*** Opening of Given data ***

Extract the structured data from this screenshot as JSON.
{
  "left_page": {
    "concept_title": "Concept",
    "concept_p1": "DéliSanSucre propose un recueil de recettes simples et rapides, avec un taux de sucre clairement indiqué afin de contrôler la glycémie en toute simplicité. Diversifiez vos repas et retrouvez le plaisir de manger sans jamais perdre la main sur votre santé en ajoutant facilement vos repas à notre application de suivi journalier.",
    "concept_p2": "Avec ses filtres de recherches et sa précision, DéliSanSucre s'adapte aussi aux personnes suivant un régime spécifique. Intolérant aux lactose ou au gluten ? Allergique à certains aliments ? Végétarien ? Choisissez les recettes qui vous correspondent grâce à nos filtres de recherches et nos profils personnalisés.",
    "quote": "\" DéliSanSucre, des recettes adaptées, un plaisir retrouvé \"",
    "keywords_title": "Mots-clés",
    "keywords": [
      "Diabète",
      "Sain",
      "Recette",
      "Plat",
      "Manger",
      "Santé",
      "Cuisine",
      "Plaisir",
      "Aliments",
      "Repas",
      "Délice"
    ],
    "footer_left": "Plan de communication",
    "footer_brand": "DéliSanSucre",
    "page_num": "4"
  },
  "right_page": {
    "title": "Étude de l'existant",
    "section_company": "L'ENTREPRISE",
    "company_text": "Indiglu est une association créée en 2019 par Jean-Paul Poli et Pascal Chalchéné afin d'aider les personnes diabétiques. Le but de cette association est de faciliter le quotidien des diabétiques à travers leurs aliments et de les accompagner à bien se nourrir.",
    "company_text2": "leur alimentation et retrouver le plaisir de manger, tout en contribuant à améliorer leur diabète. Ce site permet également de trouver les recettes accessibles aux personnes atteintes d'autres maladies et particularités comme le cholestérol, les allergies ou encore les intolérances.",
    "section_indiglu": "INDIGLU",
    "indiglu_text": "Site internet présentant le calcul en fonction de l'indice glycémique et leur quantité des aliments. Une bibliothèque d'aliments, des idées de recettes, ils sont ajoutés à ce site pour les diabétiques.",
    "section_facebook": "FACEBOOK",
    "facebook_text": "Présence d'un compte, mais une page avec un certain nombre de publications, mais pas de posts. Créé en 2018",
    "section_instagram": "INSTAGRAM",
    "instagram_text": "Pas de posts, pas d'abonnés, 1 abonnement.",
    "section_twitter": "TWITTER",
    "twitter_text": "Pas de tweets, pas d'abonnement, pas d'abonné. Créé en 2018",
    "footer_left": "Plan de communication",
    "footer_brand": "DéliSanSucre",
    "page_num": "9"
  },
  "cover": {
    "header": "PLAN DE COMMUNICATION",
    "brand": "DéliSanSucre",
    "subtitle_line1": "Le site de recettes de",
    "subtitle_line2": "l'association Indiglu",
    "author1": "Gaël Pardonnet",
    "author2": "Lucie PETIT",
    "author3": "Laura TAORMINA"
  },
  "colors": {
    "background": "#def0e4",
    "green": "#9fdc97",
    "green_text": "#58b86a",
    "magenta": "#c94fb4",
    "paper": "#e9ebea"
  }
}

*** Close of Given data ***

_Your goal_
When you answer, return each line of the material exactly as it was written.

_Solution_
Extract the structured data from this screenshot as JSON.
{
  "left_page": {
    "concept_title": "Concept",
    "concept_p1": "DéliSanSucre propose un recueil de recettes simples et rapides, avec un taux de sucre clairement indiqué afin de contrôler la glycémie en toute simplicité. Diversifiez vos repas et retrouvez le plaisir de manger sans jamais perdre la main sur votre santé en ajoutant facilement vos repas à notre application de suivi journalier.",
    "concept_p2": "Avec ses filtres de recherches et sa précision, DéliSanSucre s'adapte aussi aux personnes suivant un régime spécifique. Intolérant aux lactose ou au gluten ? Allergique à certains aliments ? Végétarien ? Choisissez les recettes qui vous correspondent grâce à nos filtres de recherches et nos profils personnalisés.",
    "quote": "\" DéliSanSucre, des recettes adaptées, un plaisir retrouvé \"",
    "keywords_title": "Mots-clés",
    "keywords": [
      "Diabète",
      "Sain",
      "Recette",
      "Plat",
      "Manger",
      "Santé",
      "Cuisine",
      "Plaisir",
      "Aliments",
      "Repas",
      "Délice"
    ],
    "footer_left": "Plan de communication",
    "footer_brand": "DéliSanSucre",
    "page_num": "4"
  },
  "right_page": {
    "title": "Étude de l'existant",
    "section_company": "L'ENTREPRISE",
    "company_text": "Indiglu est une association créée en 2019 par Jean-Paul Poli et Pascal Chalchéné afin d'aider les personnes diabétiques. Le but de cette association est de faciliter le quotidien des diabétiques à travers leurs aliments et de les accompagner à bien se nourrir.",
    "company_text2": "leur alimentation et retrouver le plaisir de manger, tout en contribuant à améliorer leur diabète. Ce site permet également de trouver les recettes accessibles aux personnes atteintes d'autres maladies et particularités comme le cholestérol, les allergies ou encore les intolérances.",
    "section_indiglu": "INDIGLU",
    "indiglu_text": "Site internet présentant le calcul en fonction de l'indice glycémique et leur quantité des aliments. Une bibliothèque d'aliments, des idées de recettes, ils sont ajoutés à ce site pour les diabétiques.",
    "section_facebook": "FACEBOOK",
    "facebook_text": "Présence d'un compte, mais une page avec un certain nombre de publications, mais pas de posts. Créé en 2018",
    "section_instagram": "INSTAGRAM",
    "instagram_text": "Pas de posts, pas d'abonnés, 1 abonnement.",
    "section_twitter": "TWITTER",
    "twitter_text": "Pas de tweets, pas d'abonnement, pas d'abonné. Créé en 2018",
    "footer_left": "Plan de communication",
    "footer_brand": "DéliSanSucre",
    "page_num": "9"
  },
  "cover": {
    "header": "PLAN DE COMMUNICATION",
    "brand": "DéliSanSucre",
    "subtitle_line1": "Le site de recettes de",
    "subtitle_line2": "l'association Indiglu",
    "author1": "Gaël Pardonnet",
    "author2": "Lucie PETIT",
    "author3": "Laura TAORMINA"
  },
  "colors": {
    "background": "#def0e4",
    "green": "#9fdc97",
    "green_text": "#58b86a",
    "magenta": "#c94fb4",
    "paper": "#e9ebea"
  }
}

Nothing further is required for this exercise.